What Can Be Done About It<p>Better accounting for those three reasons could substantively improve risk assessments and help cities prioritize infrastructure improvements and flood mitigation projects in these at-risk neighborhoods.</p><p>For example, First Street Foundation's risk maps account for <a href="https://firststreet.org/flood-lab/research/flood-model-methodology_overview/" target="_blank">climate change</a> and present <a href="https://floodfactor.com/" target="_blank" rel="noopener noreferrer">ratings</a> on a scale from 1 to 10. FEMA, which works with communities to update flood maps, is <a href="https://www.fema.gov/media-library-data/1521054297905-ca85d066dddb84c975b165db653c9049/TMAC_2017_Annual_Report_Final508(v8)_03-12-2018.pdf" target="_blank" rel="noopener noreferrer">exploring rating systems</a>. And the National Academies of Sciences, Engineering and Medicine recently <a href="https://www.nationalacademies.org/news/2019/03/new-report-calls-for-different-approaches-to-predict-and-understand-urban-flooding" target="_blank" rel="noopener noreferrer">called for a new generation of flood maps</a> that takes climate change into account.</p><p>Including recent urbanization in those assessments will matter too, especially in fast-growing cities like Houston, where <a href="https://authors.elsevier.com/a/1boBRyDvMFW6W" target="_blank" rel="noopener noreferrer">386 new square miles</a> of impervious surfaces were created in the last 20 years. That's greater than the land area of New York City. New construction in one area can also <a href="https://scalawagmagazine.org/2018/01/city-in-a-swamp-as-houston-booms-its-flood-problems-are-only-getting-worse/" target="_blank" rel="noopener noreferrer">impact older neighborhoods downhill</a> during a flood, as some Houston communities discovered in Hurricane Harvey.</p><p>Improving risk assessments is needed not just to better prepare communities for major flood events, but also to prevent racial inequalities – in housing and beyond – from <a href="https://www.npr.org/2019/03/05/688786177/how-federal-disaster-money-favors-the-rich" target="_blank" rel="noopener noreferrer">growing</a> after the unequal impacts of disasters.</p>

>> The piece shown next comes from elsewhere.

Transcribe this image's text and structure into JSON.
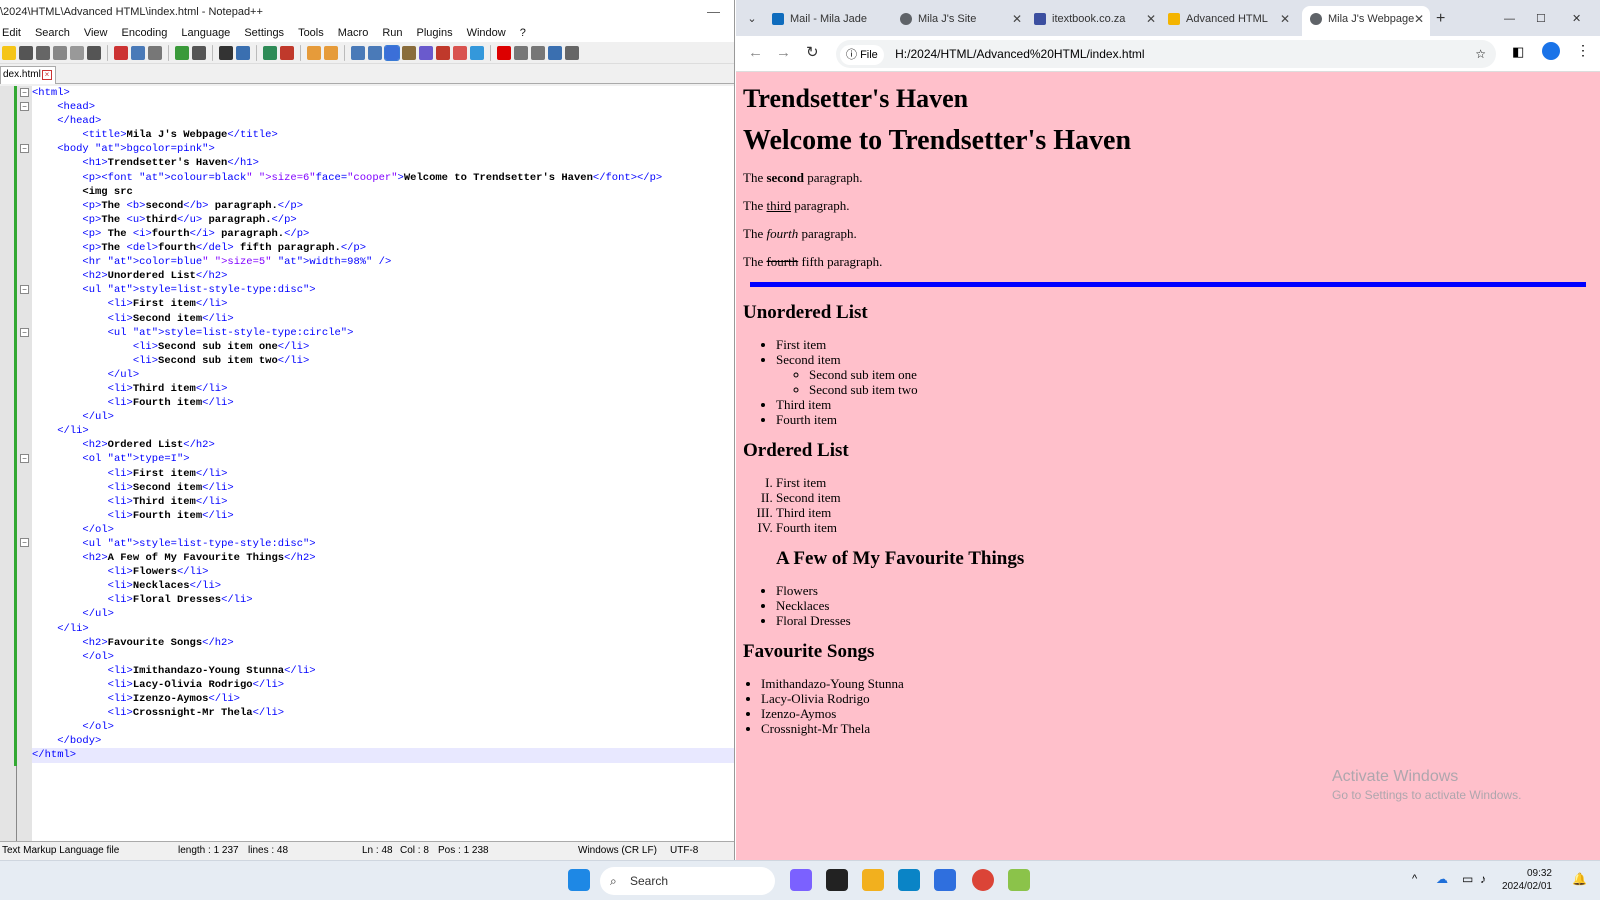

- Overlooked Flood Risk Endangers Homeowners - EcoWatch ›
- Florida Coastal Flooding Maps: Residents Deny Predicted Risks to ... ›
- Flooding Risk for U.S. Homes: Millions More Are Vulnerable Than ... ›